Repeat the data in full. Drop every picture.

Records from a data source
· · · · · · ·

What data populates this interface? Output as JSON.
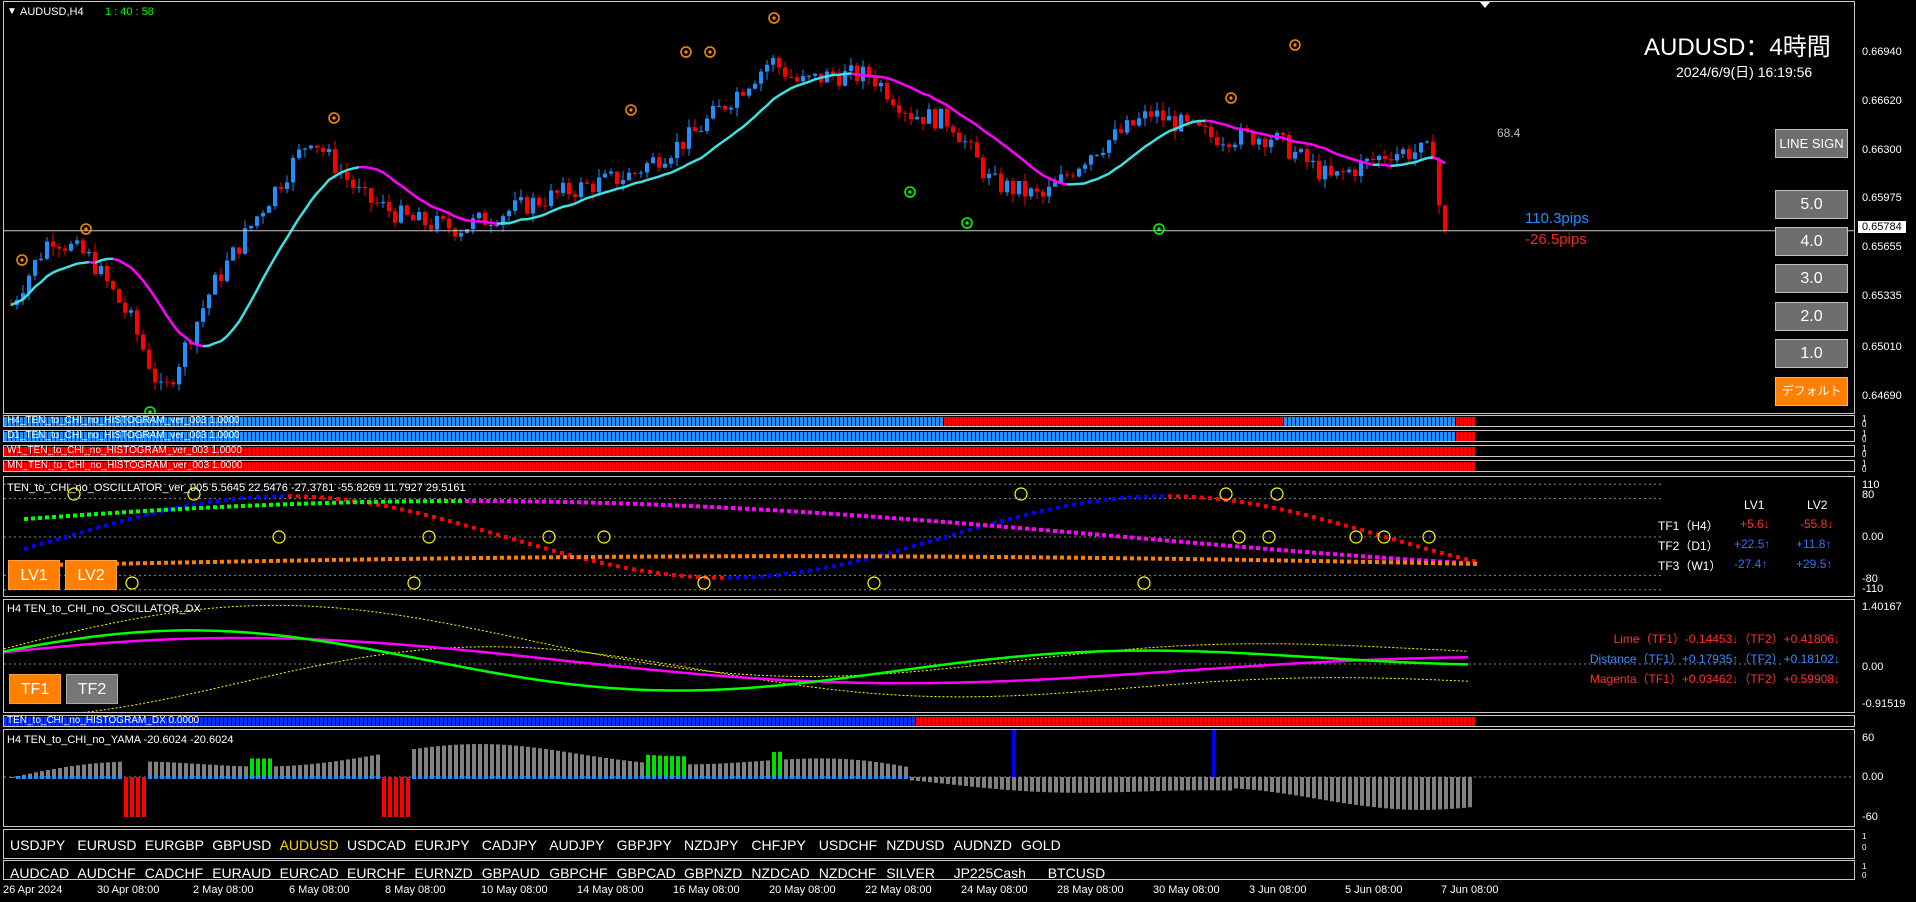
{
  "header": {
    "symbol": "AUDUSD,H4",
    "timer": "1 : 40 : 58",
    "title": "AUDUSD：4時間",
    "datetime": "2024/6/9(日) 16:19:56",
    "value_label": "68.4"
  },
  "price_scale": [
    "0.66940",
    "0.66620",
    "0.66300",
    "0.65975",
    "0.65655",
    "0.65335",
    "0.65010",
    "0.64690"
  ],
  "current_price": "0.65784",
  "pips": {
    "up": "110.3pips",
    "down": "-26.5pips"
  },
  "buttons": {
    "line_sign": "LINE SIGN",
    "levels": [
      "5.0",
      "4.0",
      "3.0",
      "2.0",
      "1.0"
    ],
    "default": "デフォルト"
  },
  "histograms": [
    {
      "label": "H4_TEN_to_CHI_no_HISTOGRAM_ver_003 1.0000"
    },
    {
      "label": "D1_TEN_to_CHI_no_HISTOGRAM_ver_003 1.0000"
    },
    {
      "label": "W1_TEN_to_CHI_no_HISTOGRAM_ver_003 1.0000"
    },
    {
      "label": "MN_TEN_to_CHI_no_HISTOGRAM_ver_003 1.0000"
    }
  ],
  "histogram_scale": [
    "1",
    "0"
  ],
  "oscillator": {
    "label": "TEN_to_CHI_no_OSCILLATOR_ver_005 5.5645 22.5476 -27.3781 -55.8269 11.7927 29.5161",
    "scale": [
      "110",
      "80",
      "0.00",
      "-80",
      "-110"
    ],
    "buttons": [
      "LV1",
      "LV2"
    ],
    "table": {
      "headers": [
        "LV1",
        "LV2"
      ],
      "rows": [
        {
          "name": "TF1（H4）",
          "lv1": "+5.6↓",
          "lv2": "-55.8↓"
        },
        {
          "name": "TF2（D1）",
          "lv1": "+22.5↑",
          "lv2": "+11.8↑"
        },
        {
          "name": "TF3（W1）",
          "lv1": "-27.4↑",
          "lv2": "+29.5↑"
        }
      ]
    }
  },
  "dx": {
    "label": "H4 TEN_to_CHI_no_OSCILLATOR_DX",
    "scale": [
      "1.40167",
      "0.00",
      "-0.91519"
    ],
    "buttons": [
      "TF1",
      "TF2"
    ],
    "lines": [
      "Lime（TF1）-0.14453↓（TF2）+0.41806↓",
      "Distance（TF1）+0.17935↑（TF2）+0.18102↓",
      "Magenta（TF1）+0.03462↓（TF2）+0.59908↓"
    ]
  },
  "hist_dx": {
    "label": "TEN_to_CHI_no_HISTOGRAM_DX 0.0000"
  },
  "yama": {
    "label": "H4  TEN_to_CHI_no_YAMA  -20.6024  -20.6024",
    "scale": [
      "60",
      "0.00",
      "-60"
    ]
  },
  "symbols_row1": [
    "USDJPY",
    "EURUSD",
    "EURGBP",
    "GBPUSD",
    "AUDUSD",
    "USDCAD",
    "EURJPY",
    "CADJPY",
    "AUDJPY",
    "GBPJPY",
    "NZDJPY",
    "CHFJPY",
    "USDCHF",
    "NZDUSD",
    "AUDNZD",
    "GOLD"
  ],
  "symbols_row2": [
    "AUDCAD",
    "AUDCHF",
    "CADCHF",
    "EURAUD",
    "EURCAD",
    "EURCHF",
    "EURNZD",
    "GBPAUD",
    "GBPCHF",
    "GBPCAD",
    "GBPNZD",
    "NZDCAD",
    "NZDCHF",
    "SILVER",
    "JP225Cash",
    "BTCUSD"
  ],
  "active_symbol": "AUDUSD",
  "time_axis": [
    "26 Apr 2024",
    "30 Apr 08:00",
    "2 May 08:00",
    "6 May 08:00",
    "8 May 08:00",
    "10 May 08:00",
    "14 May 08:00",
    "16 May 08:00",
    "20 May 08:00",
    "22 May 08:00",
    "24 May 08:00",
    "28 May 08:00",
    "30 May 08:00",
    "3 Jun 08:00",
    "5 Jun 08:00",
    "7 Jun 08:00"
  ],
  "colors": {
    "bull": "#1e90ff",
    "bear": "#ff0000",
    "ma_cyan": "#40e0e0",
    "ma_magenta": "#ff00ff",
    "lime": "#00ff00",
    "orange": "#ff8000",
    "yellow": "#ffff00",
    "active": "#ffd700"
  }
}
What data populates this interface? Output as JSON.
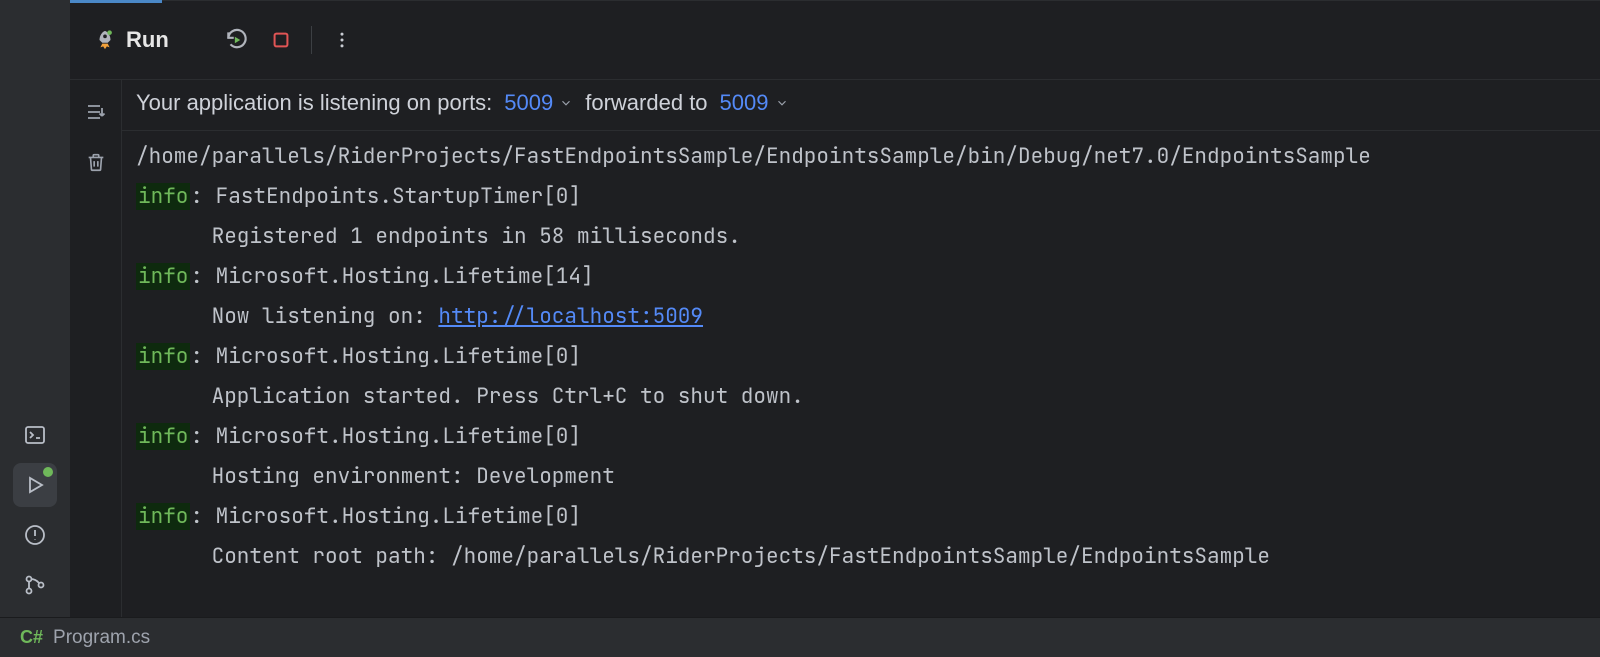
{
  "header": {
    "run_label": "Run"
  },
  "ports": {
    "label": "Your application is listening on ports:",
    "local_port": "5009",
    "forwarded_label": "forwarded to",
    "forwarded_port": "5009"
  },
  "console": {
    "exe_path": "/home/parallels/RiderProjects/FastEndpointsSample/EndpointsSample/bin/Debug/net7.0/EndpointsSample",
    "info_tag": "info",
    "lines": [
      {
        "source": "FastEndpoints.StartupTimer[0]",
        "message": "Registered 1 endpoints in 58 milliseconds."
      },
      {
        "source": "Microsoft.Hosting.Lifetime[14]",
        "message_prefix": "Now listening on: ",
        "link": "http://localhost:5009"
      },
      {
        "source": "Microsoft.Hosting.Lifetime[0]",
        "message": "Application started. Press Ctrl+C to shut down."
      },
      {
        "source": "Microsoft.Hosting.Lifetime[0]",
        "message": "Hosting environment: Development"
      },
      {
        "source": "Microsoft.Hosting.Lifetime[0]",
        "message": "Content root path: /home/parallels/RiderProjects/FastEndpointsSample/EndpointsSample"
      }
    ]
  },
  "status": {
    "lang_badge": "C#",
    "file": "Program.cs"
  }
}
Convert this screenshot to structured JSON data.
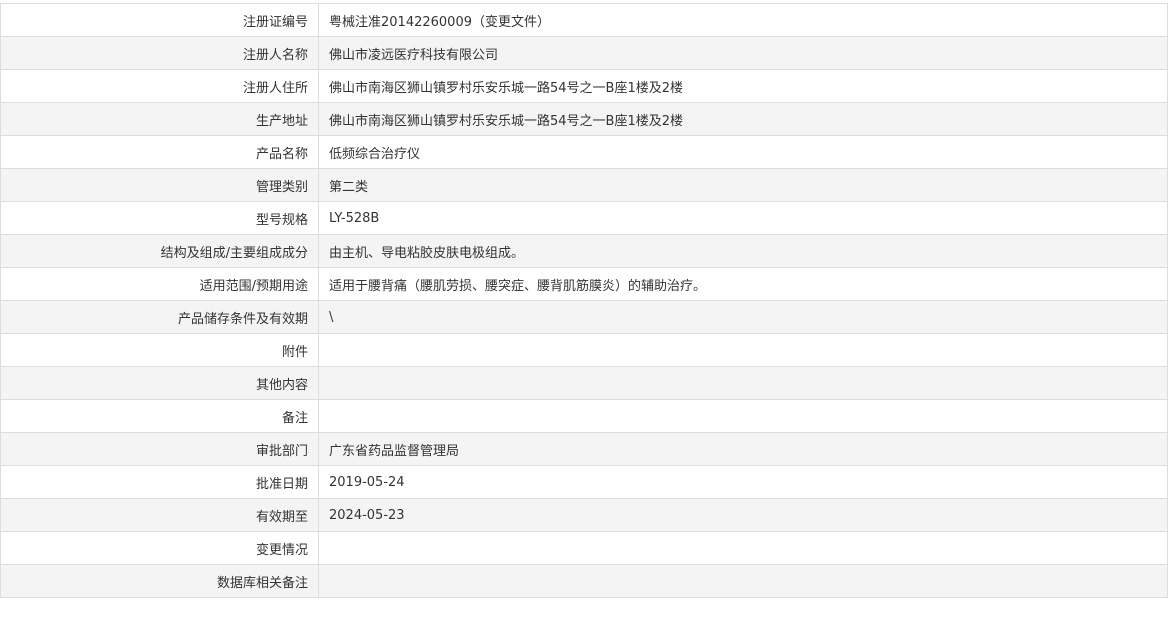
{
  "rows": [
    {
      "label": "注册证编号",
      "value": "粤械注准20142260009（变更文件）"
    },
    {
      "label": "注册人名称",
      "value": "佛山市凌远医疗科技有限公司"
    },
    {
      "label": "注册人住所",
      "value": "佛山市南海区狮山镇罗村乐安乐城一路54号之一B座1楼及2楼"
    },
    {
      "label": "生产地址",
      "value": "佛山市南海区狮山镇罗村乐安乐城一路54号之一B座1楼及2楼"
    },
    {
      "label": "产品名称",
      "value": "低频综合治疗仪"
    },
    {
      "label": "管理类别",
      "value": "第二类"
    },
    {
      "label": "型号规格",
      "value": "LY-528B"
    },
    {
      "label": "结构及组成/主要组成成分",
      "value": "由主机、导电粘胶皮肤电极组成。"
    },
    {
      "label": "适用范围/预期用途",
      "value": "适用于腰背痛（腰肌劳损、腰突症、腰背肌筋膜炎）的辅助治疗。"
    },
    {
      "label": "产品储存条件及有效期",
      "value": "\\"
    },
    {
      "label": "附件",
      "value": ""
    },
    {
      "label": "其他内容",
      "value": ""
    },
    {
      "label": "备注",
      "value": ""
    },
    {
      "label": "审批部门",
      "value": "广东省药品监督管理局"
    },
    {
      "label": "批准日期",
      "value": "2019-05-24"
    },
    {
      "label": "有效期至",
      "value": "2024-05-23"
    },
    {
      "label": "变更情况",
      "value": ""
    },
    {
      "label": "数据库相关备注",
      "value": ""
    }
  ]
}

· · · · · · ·

** Task result **
What data populates this interface? Output as JSON.
{
  "header": {
    "symbol": "AUDUSD,H4",
    "timer": "1 : 40 : 58",
    "title": "AUDUSD：4時間",
    "datetime": "2024/6/9(日) 16:19:56",
    "value_label": "68.4"
  },
  "price_scale": [
    "0.66940",
    "0.66620",
    "0.66300",
    "0.65975",
    "0.65655",
    "0.65335",
    "0.65010",
    "0.64690"
  ],
  "current_price": "0.65784",
  "pips": {
    "up": "110.3pips",
    "down": "-26.5pips"
  },
  "buttons": {
    "line_sign": "LINE SIGN",
    "levels": [
      "5.0",
      "4.0",
      "3.0",
      "2.0",
      "1.0"
    ],
    "default": "デフォルト"
  },
  "histograms": [
    {
      "label": "H4_TEN_to_CHI_no_HISTOGRAM_ver_003 1.0000"
    },
    {
      "label": "D1_TEN_to_CHI_no_HISTOGRAM_ver_003 1.0000"
    },
    {
      "label": "W1_TEN_to_CHI_no_HISTOGRAM_ver_003 1.0000"
    },
    {
      "label": "MN_TEN_to_CHI_no_HISTOGRAM_ver_003 1.0000"
    }
  ],
  "histogram_scale": [
    "1",
    "0"
  ],
  "oscillator": {
    "label": "TEN_to_CHI_no_OSCILLATOR_ver_005 5.5645 22.5476 -27.3781 -55.8269 11.7927 29.5161",
    "scale": [
      "110",
      "80",
      "0.00",
      "-80",
      "-110"
    ],
    "buttons": [
      "LV1",
      "LV2"
    ],
    "table": {
      "headers": [
        "LV1",
        "LV2"
      ],
      "rows": [
        {
          "name": "TF1（H4）",
          "lv1": "+5.6↓",
          "lv2": "-55.8↓"
        },
        {
          "name": "TF2（D1）",
          "lv1": "+22.5↑",
          "lv2": "+11.8↑"
        },
        {
          "name": "TF3（W1）",
          "lv1": "-27.4↑",
          "lv2": "+29.5↑"
        }
      ]
    }
  },
  "dx": {
    "label": "H4 TEN_to_CHI_no_OSCILLATOR_DX",
    "scale": [
      "1.40167",
      "0.00",
      "-0.91519"
    ],
    "buttons": [
      "TF1",
      "TF2"
    ],
    "lines": [
      "Lime（TF1）-0.14453↓（TF2）+0.41806↓",
      "Distance（TF1）+0.17935↑（TF2）+0.18102↓",
      "Magenta（TF1）+0.03462↓（TF2）+0.59908↓"
    ]
  },
  "hist_dx": {
    "label": "TEN_to_CHI_no_HISTOGRAM_DX 0.0000"
  },
  "yama": {
    "label": "H4  TEN_to_CHI_no_YAMA  -20.6024  -20.6024",
    "scale": [
      "60",
      "0.00",
      "-60"
    ]
  },
  "symbols_row1": [
    "USDJPY",
    "EURUSD",
    "EURGBP",
    "GBPUSD",
    "AUDUSD",
    "USDCAD",
    "EURJPY",
    "CADJPY",
    "AUDJPY",
    "GBPJPY",
    "NZDJPY",
    "CHFJPY",
    "USDCHF",
    "NZDUSD",
    "AUDNZD",
    "GOLD"
  ],
  "symbols_row2": [
    "AUDCAD",
    "AUDCHF",
    "CADCHF",
    "EURAUD",
    "EURCAD",
    "EURCHF",
    "EURNZD",
    "GBPAUD",
    "GBPCHF",
    "GBPCAD",
    "GBPNZD",
    "NZDCAD",
    "NZDCHF",
    "SILVER",
    "JP225Cash",
    "BTCUSD"
  ],
  "active_symbol": "AUDUSD",
  "time_axis": [
    "26 Apr 2024",
    "30 Apr 08:00",
    "2 May 08:00",
    "6 May 08:00",
    "8 May 08:00",
    "10 May 08:00",
    "14 May 08:00",
    "16 May 08:00",
    "20 May 08:00",
    "22 May 08:00",
    "24 May 08:00",
    "28 May 08:00",
    "30 May 08:00",
    "3 Jun 08:00",
    "5 Jun 08:00",
    "7 Jun 08:00"
  ],
  "colors": {
    "bull": "#1e90ff",
    "bear": "#ff0000",
    "ma_cyan": "#40e0e0",
    "ma_magenta": "#ff00ff",
    "lime": "#00ff00",
    "orange": "#ff8000",
    "yellow": "#ffff00",
    "active": "#ffd700"
  }
}
What data populates this interface? Output as JSON.
{
  "header": {
    "run_label": "Run"
  },
  "ports": {
    "label": "Your application is listening on ports:",
    "local_port": "5009",
    "forwarded_label": "forwarded to",
    "forwarded_port": "5009"
  },
  "console": {
    "exe_path": "/home/parallels/RiderProjects/FastEndpointsSample/EndpointsSample/bin/Debug/net7.0/EndpointsSample",
    "info_tag": "info",
    "lines": [
      {
        "source": "FastEndpoints.StartupTimer[0]",
        "message": "Registered 1 endpoints in 58 milliseconds."
      },
      {
        "source": "Microsoft.Hosting.Lifetime[14]",
        "message_prefix": "Now listening on: ",
        "link": "http://localhost:5009"
      },
      {
        "source": "Microsoft.Hosting.Lifetime[0]",
        "message": "Application started. Press Ctrl+C to shut down."
      },
      {
        "source": "Microsoft.Hosting.Lifetime[0]",
        "message": "Hosting environment: Development"
      },
      {
        "source": "Microsoft.Hosting.Lifetime[0]",
        "message": "Content root path: /home/parallels/RiderProjects/FastEndpointsSample/EndpointsSample"
      }
    ]
  },
  "status": {
    "lang_badge": "C#",
    "file": "Program.cs"
  }
}
Convert this screenshot to structured JSON data.
{
  "rows": [
    {
      "label": "注册证编号",
      "value": "粤械注准20142260009（变更文件）"
    },
    {
      "label": "注册人名称",
      "value": "佛山市凌远医疗科技有限公司"
    },
    {
      "label": "注册人住所",
      "value": "佛山市南海区狮山镇罗村乐安乐城一路54号之一B座1楼及2楼"
    },
    {
      "label": "生产地址",
      "value": "佛山市南海区狮山镇罗村乐安乐城一路54号之一B座1楼及2楼"
    },
    {
      "label": "产品名称",
      "value": "低频综合治疗仪"
    },
    {
      "label": "管理类别",
      "value": "第二类"
    },
    {
      "label": "型号规格",
      "value": "LY-528B"
    },
    {
      "label": "结构及组成/主要组成成分",
      "value": "由主机、导电粘胶皮肤电极组成。"
    },
    {
      "label": "适用范围/预期用途",
      "value": "适用于腰背痛（腰肌劳损、腰突症、腰背肌筋膜炎）的辅助治疗。"
    },
    {
      "label": "产品储存条件及有效期",
      "value": "\\"
    },
    {
      "label": "附件",
      "value": ""
    },
    {
      "label": "其他内容",
      "value": ""
    },
    {
      "label": "备注",
      "value": ""
    },
    {
      "label": "审批部门",
      "value": "广东省药品监督管理局"
    },
    {
      "label": "批准日期",
      "value": "2019-05-24"
    },
    {
      "label": "有效期至",
      "value": "2024-05-23"
    },
    {
      "label": "变更情况",
      "value": ""
    },
    {
      "label": "数据库相关备注",
      "value": ""
    }
  ]
}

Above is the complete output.